Web page and app entries:

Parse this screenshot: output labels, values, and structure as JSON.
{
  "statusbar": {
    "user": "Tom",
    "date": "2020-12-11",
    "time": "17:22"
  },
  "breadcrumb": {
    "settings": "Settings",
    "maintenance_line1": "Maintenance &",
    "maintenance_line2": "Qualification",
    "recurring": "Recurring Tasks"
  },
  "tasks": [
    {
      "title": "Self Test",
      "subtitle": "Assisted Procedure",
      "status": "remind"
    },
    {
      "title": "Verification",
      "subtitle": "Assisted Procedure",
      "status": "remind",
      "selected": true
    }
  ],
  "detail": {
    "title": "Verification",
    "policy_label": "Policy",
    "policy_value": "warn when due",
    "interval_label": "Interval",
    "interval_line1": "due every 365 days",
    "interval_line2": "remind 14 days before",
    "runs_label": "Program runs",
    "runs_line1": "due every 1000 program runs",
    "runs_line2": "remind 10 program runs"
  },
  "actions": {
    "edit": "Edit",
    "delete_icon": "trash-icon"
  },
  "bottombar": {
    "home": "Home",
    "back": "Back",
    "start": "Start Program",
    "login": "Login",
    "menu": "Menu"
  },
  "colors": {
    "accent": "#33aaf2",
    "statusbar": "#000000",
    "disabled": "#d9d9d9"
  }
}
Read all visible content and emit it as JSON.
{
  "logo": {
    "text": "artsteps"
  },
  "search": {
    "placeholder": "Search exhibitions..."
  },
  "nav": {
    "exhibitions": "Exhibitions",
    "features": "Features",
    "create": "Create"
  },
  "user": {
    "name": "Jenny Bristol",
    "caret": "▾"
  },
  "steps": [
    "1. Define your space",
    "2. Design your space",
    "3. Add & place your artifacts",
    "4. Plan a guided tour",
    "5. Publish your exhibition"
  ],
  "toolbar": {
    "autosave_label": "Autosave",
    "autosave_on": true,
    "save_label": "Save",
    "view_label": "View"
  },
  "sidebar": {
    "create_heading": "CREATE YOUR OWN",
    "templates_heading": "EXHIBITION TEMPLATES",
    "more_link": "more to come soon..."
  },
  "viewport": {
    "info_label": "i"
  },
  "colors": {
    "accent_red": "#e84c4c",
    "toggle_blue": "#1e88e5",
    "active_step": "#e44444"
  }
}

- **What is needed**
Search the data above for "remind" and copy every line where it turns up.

- **Response area**
      "status": "remind"
      "status": "remind",
    "interval_line2": "remind 14 days before",
    "runs_line2": "remind 10 program runs"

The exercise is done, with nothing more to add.